[Stored data Boundary: Start]

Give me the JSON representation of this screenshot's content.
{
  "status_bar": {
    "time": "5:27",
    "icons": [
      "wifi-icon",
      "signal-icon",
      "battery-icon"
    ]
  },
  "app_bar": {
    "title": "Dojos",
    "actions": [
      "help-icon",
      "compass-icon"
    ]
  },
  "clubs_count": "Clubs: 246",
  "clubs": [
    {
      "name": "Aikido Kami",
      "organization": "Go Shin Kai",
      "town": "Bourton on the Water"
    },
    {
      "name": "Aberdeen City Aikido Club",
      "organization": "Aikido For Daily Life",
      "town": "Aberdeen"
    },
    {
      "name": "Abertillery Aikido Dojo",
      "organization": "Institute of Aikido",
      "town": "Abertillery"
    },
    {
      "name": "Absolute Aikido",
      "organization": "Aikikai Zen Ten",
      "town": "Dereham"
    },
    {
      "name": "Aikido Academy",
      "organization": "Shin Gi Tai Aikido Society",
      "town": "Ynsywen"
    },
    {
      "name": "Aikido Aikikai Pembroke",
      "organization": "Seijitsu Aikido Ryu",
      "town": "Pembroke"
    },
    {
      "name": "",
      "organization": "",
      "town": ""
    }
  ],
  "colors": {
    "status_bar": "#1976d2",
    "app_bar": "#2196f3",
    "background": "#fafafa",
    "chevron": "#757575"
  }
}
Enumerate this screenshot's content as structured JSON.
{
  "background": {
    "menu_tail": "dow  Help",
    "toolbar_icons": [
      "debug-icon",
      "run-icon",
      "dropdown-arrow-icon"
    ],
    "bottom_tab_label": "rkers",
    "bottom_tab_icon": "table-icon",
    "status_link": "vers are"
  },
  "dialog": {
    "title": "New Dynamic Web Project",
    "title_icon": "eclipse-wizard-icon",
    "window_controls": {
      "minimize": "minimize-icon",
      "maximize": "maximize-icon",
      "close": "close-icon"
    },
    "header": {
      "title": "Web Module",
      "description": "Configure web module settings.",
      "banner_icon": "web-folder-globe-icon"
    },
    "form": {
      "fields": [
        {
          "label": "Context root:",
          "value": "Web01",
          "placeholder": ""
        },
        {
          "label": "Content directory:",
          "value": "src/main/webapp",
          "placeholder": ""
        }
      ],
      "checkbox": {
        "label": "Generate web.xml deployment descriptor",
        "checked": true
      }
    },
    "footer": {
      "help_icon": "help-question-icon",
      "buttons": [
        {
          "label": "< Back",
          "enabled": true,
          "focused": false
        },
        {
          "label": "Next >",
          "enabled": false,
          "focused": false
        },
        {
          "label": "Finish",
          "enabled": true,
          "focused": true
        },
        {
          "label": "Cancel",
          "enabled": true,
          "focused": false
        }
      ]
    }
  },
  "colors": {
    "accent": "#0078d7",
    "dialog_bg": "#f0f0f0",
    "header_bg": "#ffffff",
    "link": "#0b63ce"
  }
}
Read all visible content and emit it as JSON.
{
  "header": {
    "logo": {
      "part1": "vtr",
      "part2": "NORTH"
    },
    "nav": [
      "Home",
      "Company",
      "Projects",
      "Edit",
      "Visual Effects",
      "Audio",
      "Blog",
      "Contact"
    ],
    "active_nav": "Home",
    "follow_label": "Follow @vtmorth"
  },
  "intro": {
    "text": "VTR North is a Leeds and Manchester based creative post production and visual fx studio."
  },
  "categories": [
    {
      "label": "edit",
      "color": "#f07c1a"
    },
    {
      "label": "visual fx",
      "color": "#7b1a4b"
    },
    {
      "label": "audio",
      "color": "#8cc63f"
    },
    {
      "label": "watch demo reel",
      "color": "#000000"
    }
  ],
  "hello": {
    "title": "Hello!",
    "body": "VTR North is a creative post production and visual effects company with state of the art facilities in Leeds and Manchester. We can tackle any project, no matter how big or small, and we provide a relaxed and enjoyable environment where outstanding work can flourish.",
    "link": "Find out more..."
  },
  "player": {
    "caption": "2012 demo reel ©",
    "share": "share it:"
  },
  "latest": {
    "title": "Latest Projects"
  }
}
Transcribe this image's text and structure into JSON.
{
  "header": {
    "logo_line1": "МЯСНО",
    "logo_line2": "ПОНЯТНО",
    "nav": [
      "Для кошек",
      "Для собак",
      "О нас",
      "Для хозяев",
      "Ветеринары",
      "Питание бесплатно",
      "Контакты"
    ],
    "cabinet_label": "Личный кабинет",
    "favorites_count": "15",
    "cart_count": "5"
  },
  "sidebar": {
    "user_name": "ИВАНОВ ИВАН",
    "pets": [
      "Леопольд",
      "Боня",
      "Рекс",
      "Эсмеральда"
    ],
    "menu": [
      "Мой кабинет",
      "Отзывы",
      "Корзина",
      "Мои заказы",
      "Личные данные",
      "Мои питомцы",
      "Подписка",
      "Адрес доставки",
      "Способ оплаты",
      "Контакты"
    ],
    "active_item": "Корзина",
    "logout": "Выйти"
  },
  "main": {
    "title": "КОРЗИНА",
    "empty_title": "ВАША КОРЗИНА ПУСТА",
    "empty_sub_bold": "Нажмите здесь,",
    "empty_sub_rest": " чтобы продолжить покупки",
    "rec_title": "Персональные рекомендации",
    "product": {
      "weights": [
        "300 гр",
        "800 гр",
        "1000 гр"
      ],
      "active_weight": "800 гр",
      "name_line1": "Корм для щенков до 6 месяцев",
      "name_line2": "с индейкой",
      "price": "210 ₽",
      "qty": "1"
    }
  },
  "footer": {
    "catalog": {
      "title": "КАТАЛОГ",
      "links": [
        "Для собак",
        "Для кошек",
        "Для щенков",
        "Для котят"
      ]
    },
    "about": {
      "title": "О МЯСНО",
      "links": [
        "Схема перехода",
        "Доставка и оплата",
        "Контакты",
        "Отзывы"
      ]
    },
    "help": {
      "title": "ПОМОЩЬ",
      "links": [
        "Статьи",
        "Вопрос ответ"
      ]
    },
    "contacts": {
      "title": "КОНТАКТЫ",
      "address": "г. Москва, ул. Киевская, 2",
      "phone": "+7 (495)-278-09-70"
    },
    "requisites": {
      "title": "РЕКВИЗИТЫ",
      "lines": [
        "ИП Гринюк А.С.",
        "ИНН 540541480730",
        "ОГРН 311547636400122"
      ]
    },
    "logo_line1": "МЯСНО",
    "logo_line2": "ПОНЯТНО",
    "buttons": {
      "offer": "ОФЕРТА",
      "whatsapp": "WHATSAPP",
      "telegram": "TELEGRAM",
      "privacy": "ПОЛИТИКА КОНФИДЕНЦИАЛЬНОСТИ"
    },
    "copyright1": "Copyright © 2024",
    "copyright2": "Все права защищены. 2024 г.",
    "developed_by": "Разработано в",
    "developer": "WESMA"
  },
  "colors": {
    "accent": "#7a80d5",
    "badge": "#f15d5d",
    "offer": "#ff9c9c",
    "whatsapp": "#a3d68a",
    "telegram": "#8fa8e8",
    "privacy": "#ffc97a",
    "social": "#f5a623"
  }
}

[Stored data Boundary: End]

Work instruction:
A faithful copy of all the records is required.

Response box:
Give me the JSON representation of this screenshot's content.
{
  "status_bar": {
    "time": "5:27",
    "icons": [
      "wifi-icon",
      "signal-icon",
      "battery-icon"
    ]
  },
  "app_bar": {
    "title": "Dojos",
    "actions": [
      "help-icon",
      "compass-icon"
    ]
  },
  "clubs_count": "Clubs: 246",
  "clubs": [
    {
      "name": "Aikido Kami",
      "organization": "Go Shin Kai",
      "town": "Bourton on the Water"
    },
    {
      "name": "Aberdeen City Aikido Club",
      "organization": "Aikido For Daily Life",
      "town": "Aberdeen"
    },
    {
      "name": "Abertillery Aikido Dojo",
      "organization": "Institute of Aikido",
      "town": "Abertillery"
    },
    {
      "name": "Absolute Aikido",
      "organization": "Aikikai Zen Ten",
      "town": "Dereham"
    },
    {
      "name": "Aikido Academy",
      "organization": "Shin Gi Tai Aikido Society",
      "town": "Ynsywen"
    },
    {
      "name": "Aikido Aikikai Pembroke",
      "organization": "Seijitsu Aikido Ryu",
      "town": "Pembroke"
    },
    {
      "name": "",
      "organization": "",
      "town": ""
    }
  ],
  "colors": {
    "status_bar": "#1976d2",
    "app_bar": "#2196f3",
    "background": "#fafafa",
    "chevron": "#757575"
  }
}
Enumerate this screenshot's content as structured JSON.
{
  "background": {
    "menu_tail": "dow  Help",
    "toolbar_icons": [
      "debug-icon",
      "run-icon",
      "dropdown-arrow-icon"
    ],
    "bottom_tab_label": "rkers",
    "bottom_tab_icon": "table-icon",
    "status_link": "vers are"
  },
  "dialog": {
    "title": "New Dynamic Web Project",
    "title_icon": "eclipse-wizard-icon",
    "window_controls": {
      "minimize": "minimize-icon",
      "maximize": "maximize-icon",
      "close": "close-icon"
    },
    "header": {
      "title": "Web Module",
      "description": "Configure web module settings.",
      "banner_icon": "web-folder-globe-icon"
    },
    "form": {
      "fields": [
        {
          "label": "Context root:",
          "value": "Web01",
          "placeholder": ""
        },
        {
          "label": "Content directory:",
          "value": "src/main/webapp",
          "placeholder": ""
        }
      ],
      "checkbox": {
        "label": "Generate web.xml deployment descriptor",
        "checked": true
      }
    },
    "footer": {
      "help_icon": "help-question-icon",
      "buttons": [
        {
          "label": "< Back",
          "enabled": true,
          "focused": false
        },
        {
          "label": "Next >",
          "enabled": false,
          "focused": false
        },
        {
          "label": "Finish",
          "enabled": true,
          "focused": true
        },
        {
          "label": "Cancel",
          "enabled": true,
          "focused": false
        }
      ]
    }
  },
  "colors": {
    "accent": "#0078d7",
    "dialog_bg": "#f0f0f0",
    "header_bg": "#ffffff",
    "link": "#0b63ce"
  }
}
Read all visible content and emit it as JSON.
{
  "header": {
    "logo": {
      "part1": "vtr",
      "part2": "NORTH"
    },
    "nav": [
      "Home",
      "Company",
      "Projects",
      "Edit",
      "Visual Effects",
      "Audio",
      "Blog",
      "Contact"
    ],
    "active_nav": "Home",
    "follow_label": "Follow @vtmorth"
  },
  "intro": {
    "text": "VTR North is a Leeds and Manchester based creative post production and visual fx studio."
  },
  "categories": [
    {
      "label": "edit",
      "color": "#f07c1a"
    },
    {
      "label": "visual fx",
      "color": "#7b1a4b"
    },
    {
      "label": "audio",
      "color": "#8cc63f"
    },
    {
      "label": "watch demo reel",
      "color": "#000000"
    }
  ],
  "hello": {
    "title": "Hello!",
    "body": "VTR North is a creative post production and visual effects company with state of the art facilities in Leeds and Manchester. We can tackle any project, no matter how big or small, and we provide a relaxed and enjoyable environment where outstanding work can flourish.",
    "link": "Find out more..."
  },
  "player": {
    "caption": "2012 demo reel ©",
    "share": "share it:"
  },
  "latest": {
    "title": "Latest Projects"
  }
}
Transcribe this image's text and structure into JSON.
{
  "header": {
    "logo_line1": "МЯСНО",
    "logo_line2": "ПОНЯТНО",
    "nav": [
      "Для кошек",
      "Для собак",
      "О нас",
      "Для хозяев",
      "Ветеринары",
      "Питание бесплатно",
      "Контакты"
    ],
    "cabinet_label": "Личный кабинет",
    "favorites_count": "15",
    "cart_count": "5"
  },
  "sidebar": {
    "user_name": "ИВАНОВ ИВАН",
    "pets": [
      "Леопольд",
      "Боня",
      "Рекс",
      "Эсмеральда"
    ],
    "menu": [
      "Мой кабинет",
      "Отзывы",
      "Корзина",
      "Мои заказы",
      "Личные данные",
      "Мои питомцы",
      "Подписка",
      "Адрес доставки",
      "Способ оплаты",
      "Контакты"
    ],
    "active_item": "Корзина",
    "logout": "Выйти"
  },
  "main": {
    "title": "КОРЗИНА",
    "empty_title": "ВАША КОРЗИНА ПУСТА",
    "empty_sub_bold": "Нажмите здесь,",
    "empty_sub_rest": " чтобы продолжить покупки",
    "rec_title": "Персональные рекомендации",
    "product": {
      "weights": [
        "300 гр",
        "800 гр",
        "1000 гр"
      ],
      "active_weight": "800 гр",
      "name_line1": "Корм для щенков до 6 месяцев",
      "name_line2": "с индейкой",
      "price": "210 ₽",
      "qty": "1"
    }
  },
  "footer": {
    "catalog": {
      "title": "КАТАЛОГ",
      "links": [
        "Для собак",
        "Для кошек",
        "Для щенков",
        "Для котят"
      ]
    },
    "about": {
      "title": "О МЯСНО",
      "links": [
        "Схема перехода",
        "Доставка и оплата",
        "Контакты",
        "Отзывы"
      ]
    },
    "help": {
      "title": "ПОМОЩЬ",
      "links": [
        "Статьи",
        "Вопрос ответ"
      ]
    },
    "contacts": {
      "title": "КОНТАКТЫ",
      "address": "г. Москва, ул. Киевская, 2",
      "phone": "+7 (495)-278-09-70"
    },
    "requisites": {
      "title": "РЕКВИЗИТЫ",
      "lines": [
        "ИП Гринюк А.С.",
        "ИНН 540541480730",
        "ОГРН 311547636400122"
      ]
    },
    "logo_line1": "МЯСНО",
    "logo_line2": "ПОНЯТНО",
    "buttons": {
      "offer": "ОФЕРТА",
      "whatsapp": "WHATSAPP",
      "telegram": "TELEGRAM",
      "privacy": "ПОЛИТИКА КОНФИДЕНЦИАЛЬНОСТИ"
    },
    "copyright1": "Copyright © 2024",
    "copyright2": "Все права защищены. 2024 г.",
    "developed_by": "Разработано в",
    "developer": "WESMA"
  },
  "colors": {
    "accent": "#7a80d5",
    "badge": "#f15d5d",
    "offer": "#ff9c9c",
    "whatsapp": "#a3d68a",
    "telegram": "#8fa8e8",
    "privacy": "#ffc97a",
    "social": "#f5a623"
  }
}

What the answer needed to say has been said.